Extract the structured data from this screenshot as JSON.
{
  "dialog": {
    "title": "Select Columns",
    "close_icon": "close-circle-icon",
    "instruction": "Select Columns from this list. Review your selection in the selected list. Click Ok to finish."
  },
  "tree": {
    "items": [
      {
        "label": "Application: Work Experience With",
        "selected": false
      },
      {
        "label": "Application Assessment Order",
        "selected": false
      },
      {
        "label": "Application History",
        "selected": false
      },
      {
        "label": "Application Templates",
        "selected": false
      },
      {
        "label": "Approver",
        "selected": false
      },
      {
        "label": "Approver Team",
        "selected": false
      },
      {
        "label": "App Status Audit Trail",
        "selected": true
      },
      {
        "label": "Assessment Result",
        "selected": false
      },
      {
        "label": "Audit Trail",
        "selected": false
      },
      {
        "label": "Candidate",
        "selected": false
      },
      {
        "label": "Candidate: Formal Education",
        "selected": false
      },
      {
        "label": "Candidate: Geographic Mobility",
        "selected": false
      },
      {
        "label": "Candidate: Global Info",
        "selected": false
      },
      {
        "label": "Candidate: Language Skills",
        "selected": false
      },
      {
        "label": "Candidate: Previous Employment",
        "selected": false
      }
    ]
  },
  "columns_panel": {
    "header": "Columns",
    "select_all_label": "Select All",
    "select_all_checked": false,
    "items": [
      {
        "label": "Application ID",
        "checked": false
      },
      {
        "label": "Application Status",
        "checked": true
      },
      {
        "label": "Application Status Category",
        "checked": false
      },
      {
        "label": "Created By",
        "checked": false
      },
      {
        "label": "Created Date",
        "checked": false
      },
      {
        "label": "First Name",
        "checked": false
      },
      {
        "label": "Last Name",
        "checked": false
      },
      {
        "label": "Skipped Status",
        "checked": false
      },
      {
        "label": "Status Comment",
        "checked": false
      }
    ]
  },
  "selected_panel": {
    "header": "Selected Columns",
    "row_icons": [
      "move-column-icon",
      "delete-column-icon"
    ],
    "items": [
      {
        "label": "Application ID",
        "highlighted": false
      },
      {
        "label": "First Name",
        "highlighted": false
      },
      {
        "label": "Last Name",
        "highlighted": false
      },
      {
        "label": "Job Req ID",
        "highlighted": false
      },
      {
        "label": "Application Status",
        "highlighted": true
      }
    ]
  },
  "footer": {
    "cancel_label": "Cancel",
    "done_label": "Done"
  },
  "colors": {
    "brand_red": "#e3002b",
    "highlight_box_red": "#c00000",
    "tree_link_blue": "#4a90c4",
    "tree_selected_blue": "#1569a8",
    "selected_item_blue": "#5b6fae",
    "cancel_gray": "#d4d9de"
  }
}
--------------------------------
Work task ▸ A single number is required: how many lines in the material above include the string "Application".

Exercise output ▸ 9